The employers, who embraced the Tripartite Standard on Employment of Term Contract Employees, will also train these workers so that they can do their jobs well.
The Employment Act says that to be eligible for leave benefits - annual, sick and other leave - an employee must work for the same employer for at least three months. His cumulative length of service is taken into account in leave perks only if his term contract is 14 days or more - and the contract is renewed within one month of its expiry.
Second Minister for Manpower Josephine Teo, the guest-of-honour at Monday's launch, said in her speech that many term contract workers don't get to enjoy leave benefits like regular employees - even if they have worked for more than the minimum three months with the same boss.
"Sometimes, it is because they are ignorant about their legal entitlements and were blatantly short-changed," she said. "In other instances, employers do not recognise their past service because of breaks in their contracts."

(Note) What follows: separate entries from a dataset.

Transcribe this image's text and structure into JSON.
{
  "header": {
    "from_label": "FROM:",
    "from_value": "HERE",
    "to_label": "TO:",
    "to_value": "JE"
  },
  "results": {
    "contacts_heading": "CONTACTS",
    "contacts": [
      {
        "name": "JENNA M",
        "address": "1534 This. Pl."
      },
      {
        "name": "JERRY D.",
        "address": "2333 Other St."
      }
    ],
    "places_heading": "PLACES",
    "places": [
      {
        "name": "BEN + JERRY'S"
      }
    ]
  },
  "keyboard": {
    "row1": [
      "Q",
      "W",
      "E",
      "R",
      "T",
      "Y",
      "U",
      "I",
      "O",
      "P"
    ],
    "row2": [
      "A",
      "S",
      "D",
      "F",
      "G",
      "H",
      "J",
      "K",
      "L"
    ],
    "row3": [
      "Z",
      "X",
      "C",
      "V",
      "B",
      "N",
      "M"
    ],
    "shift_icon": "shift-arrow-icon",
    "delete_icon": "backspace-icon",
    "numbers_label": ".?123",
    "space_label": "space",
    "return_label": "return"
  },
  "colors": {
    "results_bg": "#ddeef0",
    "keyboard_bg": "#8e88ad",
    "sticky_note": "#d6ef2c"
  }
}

The Tripartite Standards are developed by the Ministry of Manpower, National Trades Union Congress and Singapore National Employers Federation in a push for progressive employment practices. In March, Manpower Minister Lim Swee Say said during the Budget debate that these standards would fill the gap in employment laws. They also offer employers guidelines on best practices.
Mrs Teo said that the Tripartite partners are focusing on term contract staff because they are already "a regular part of our workforce", accounting for one tenth of Singapore's resident workers.
Many companies also expect to use more of the "augmented workforce" in future, including term contract employees, she added.
"Third, and perhaps most significant of all, while the term contract arrangement serves the employers well, they don't always serve the employees well."
According to a survey by consulting firm Deloitte Southeast Asia, presented at the Tripartite Standard rollout, many of the "augmented workforce" deem their employers to be "weak" in managing them.
In other words, Mrs Teo said, a big chunk of term contract workers think there's much room for improvement.
She said that the Tripartite partners are looking for companies with an inclusive mindset towards their term contract staff.
Term contract workers would want to be included in every way, according to her. "This will include being eligible for all types of benefits, but more importantly to be considered for performance bonuses, wage increases and career advancement opportunities."
But while these demands are "not unreasonable", Mrs Teo said that to include them now would deter many employers from adopting the Tripartite Standards. "On balance, the Tripartite partners agree that we should allow more employers to first come on board, with a view to raising the Standards at a later stage."
Employers who sign up for the Tripartite Standard on Employment of Term Contract Employees are committed to recognise the cumulative length of service fairly when calculating leave entitlements. They must add up all contracted periods of 14 days or more, as long as the breaks in service are within a month.
The employers must also serve notice for early termination or non-renewal of contract fairly. They should similarly recognise their contract worker's cumulative length of service on when to serve the notice. The longer the cumulative length of service, the longer the notice period.
On extending training to term contract workers, Mrs Teo said that it's not just good for employers to help these workers stay employable; it's also in the employers' interest that the workers are well-trained and effective.
The 296 bosses who have accepted the Tripartite Standard on Employment account for about 26,000 or around 15 per cent of all term contract workers. They include bosses in the public and private sector, with the latter ranging from hospitality, retail, food & beverage to manufacturing and professional services.
Mrs Teo said that these employers would be publicly recognised on the website of the Tripartite Alliance for Fair & Progressive Employment Practices and later the Jobs Bank.
Four more Tripartite Standards will be rolled out by end-2017, with more to come next year.